Data items:
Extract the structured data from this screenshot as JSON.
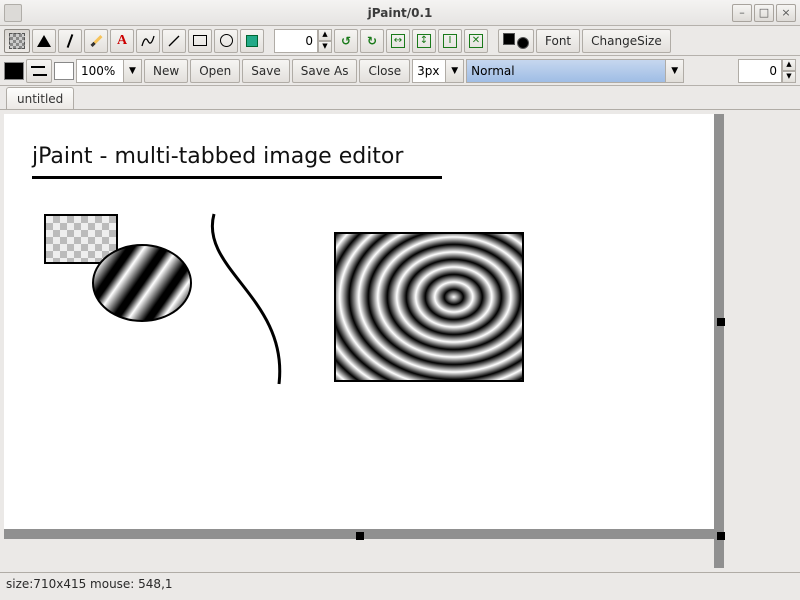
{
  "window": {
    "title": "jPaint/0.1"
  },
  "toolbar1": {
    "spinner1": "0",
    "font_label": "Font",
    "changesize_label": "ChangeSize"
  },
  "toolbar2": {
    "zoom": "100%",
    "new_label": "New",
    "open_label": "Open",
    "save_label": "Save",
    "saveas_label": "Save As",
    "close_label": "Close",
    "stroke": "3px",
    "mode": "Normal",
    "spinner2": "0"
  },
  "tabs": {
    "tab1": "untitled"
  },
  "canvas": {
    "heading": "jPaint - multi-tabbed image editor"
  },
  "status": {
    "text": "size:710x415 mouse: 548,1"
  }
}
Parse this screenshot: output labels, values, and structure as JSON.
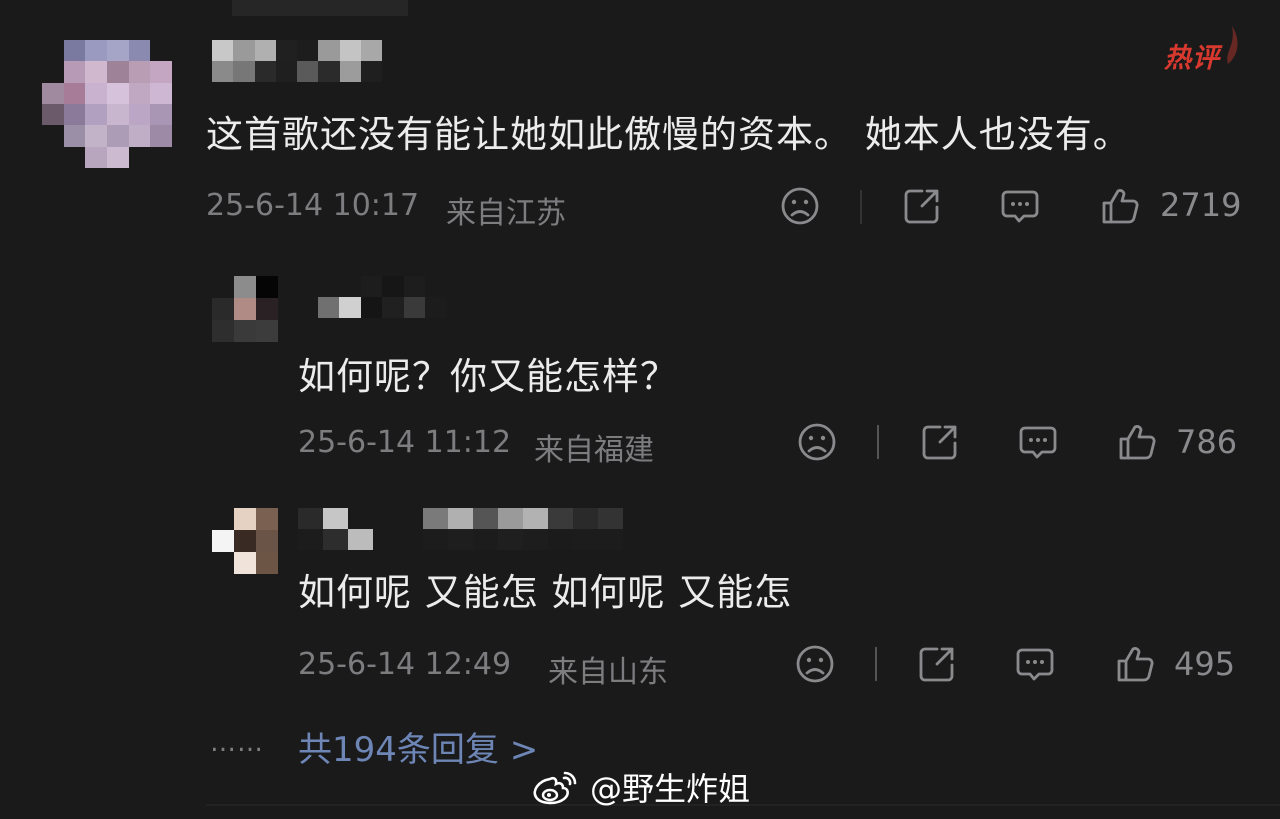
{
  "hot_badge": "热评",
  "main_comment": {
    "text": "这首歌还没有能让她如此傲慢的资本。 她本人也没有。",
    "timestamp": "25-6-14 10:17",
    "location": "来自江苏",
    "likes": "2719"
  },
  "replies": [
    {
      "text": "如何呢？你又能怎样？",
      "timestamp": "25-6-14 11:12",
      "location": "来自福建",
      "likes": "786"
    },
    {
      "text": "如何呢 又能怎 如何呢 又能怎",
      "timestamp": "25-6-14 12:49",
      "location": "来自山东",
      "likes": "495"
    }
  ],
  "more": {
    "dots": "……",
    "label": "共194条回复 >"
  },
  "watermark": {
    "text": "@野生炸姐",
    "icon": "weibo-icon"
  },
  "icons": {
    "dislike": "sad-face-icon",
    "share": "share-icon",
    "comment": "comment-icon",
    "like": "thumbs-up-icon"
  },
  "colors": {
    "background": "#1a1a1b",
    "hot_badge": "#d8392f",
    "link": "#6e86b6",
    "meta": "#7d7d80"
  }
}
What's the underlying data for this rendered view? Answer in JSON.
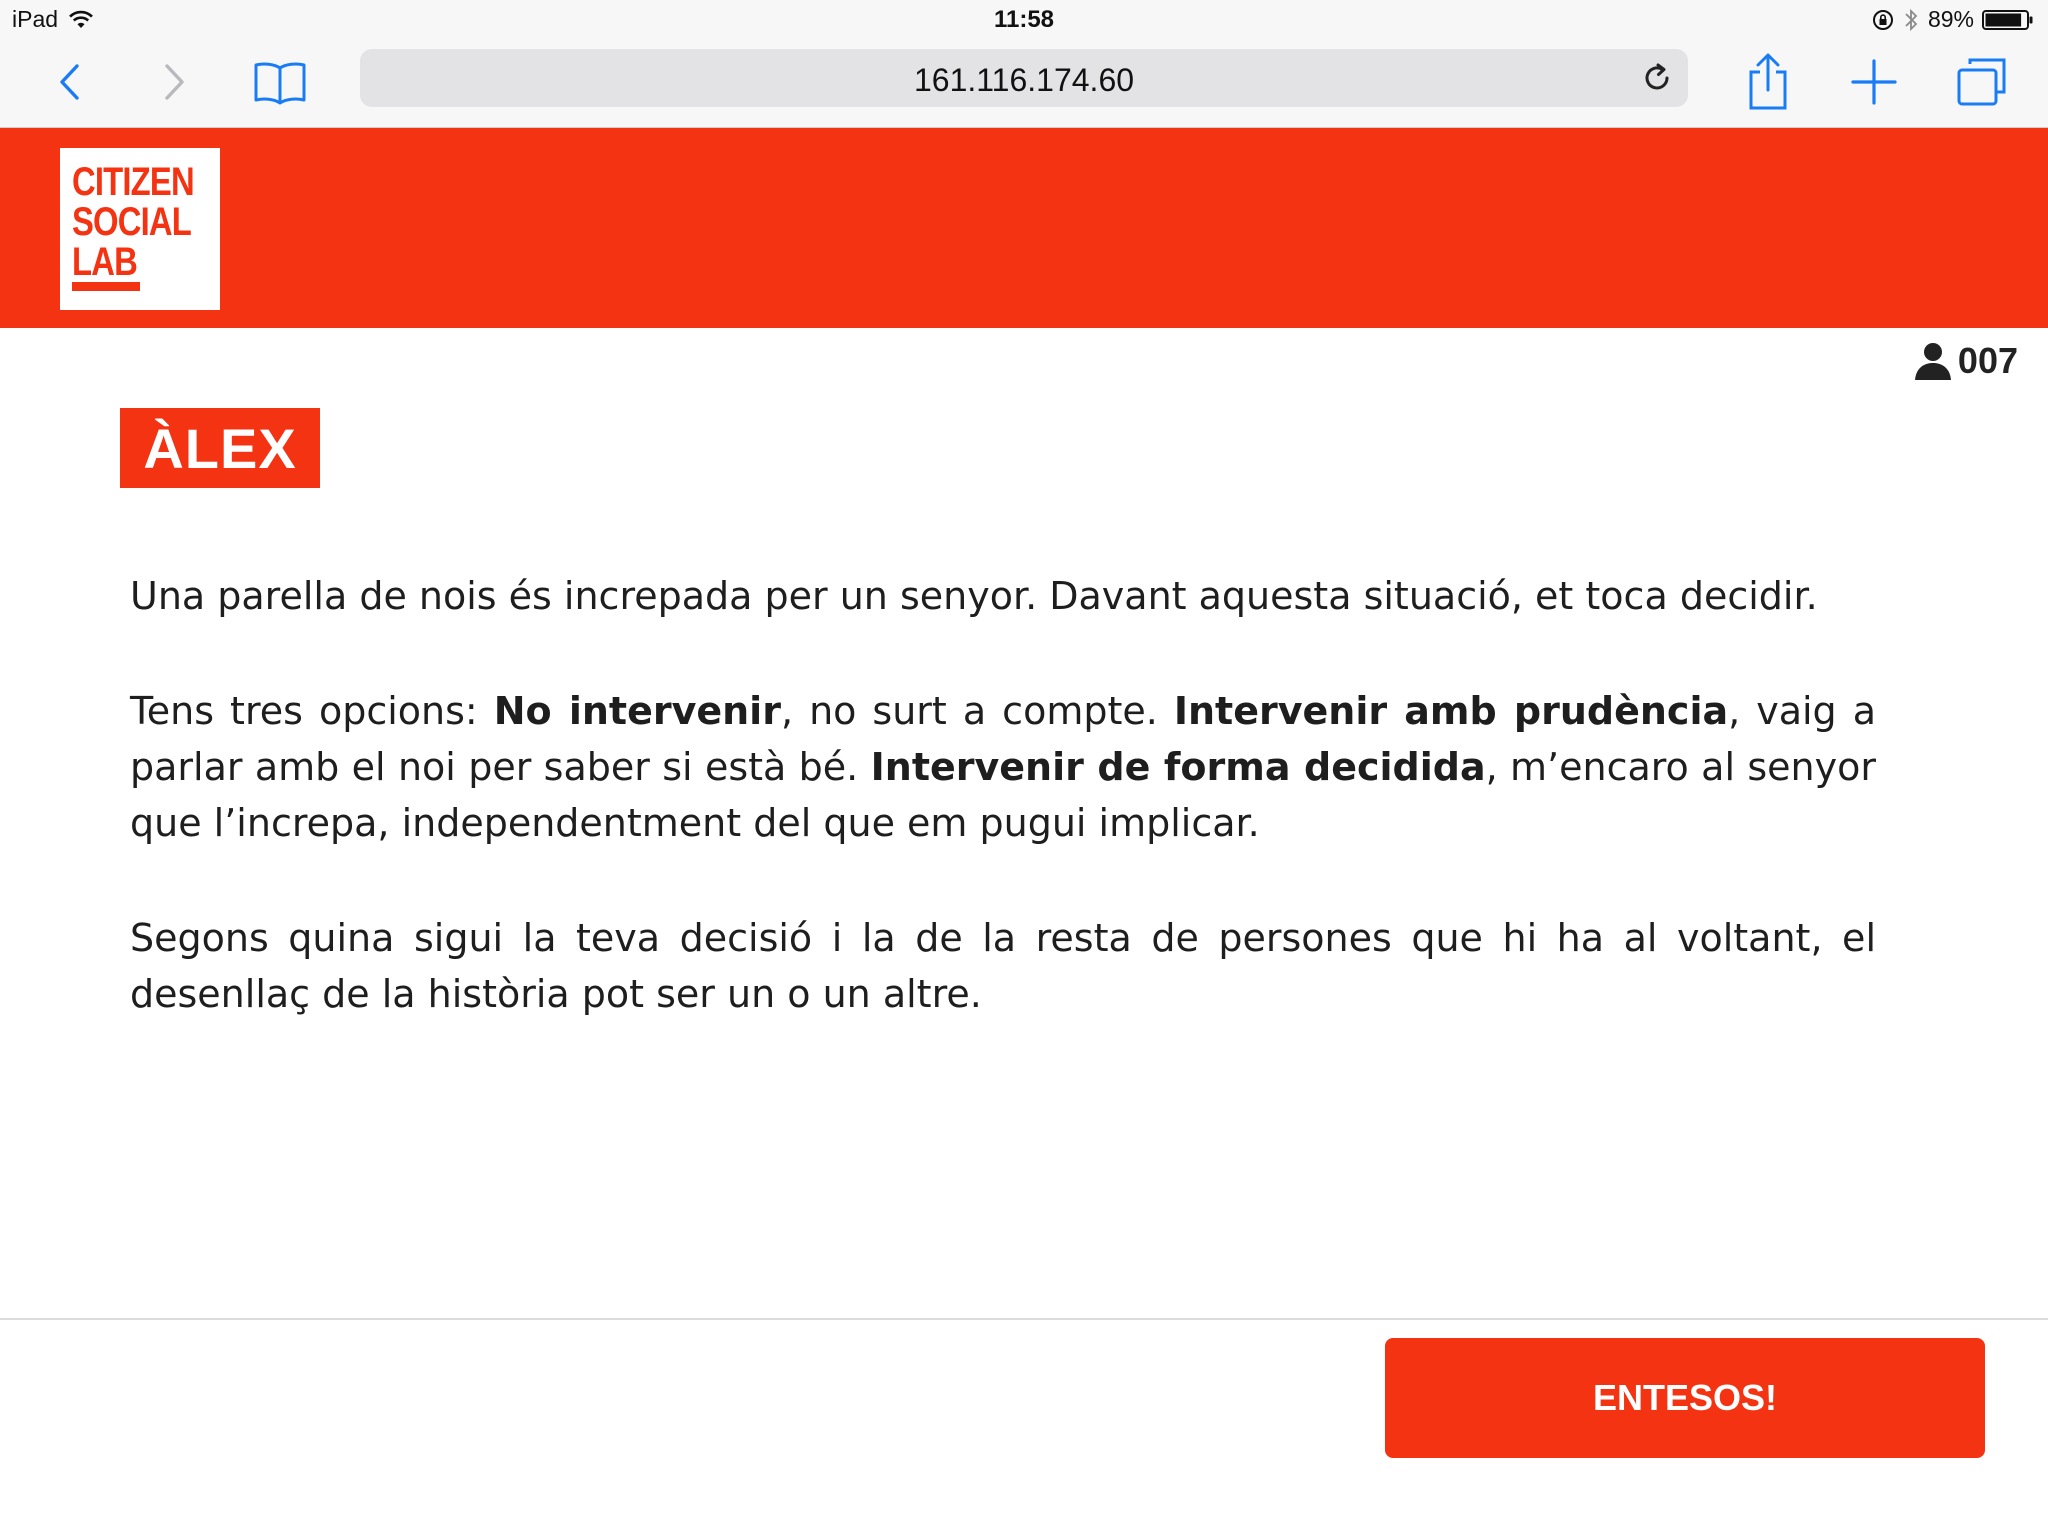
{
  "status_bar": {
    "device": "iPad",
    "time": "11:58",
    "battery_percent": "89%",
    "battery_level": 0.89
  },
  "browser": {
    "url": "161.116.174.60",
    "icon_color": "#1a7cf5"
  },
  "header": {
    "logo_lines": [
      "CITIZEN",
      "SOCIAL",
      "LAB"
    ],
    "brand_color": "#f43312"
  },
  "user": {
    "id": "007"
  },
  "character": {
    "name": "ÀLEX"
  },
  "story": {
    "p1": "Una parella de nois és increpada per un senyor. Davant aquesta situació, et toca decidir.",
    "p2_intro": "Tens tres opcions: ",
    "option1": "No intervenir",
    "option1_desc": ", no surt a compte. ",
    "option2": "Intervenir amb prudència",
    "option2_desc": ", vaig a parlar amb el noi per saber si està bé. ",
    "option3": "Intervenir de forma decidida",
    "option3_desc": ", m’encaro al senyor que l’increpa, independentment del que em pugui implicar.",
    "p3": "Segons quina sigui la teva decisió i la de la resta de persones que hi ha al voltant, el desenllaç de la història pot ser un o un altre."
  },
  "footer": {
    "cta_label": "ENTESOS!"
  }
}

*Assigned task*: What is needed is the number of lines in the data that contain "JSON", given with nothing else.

*Answer to the problem*: 3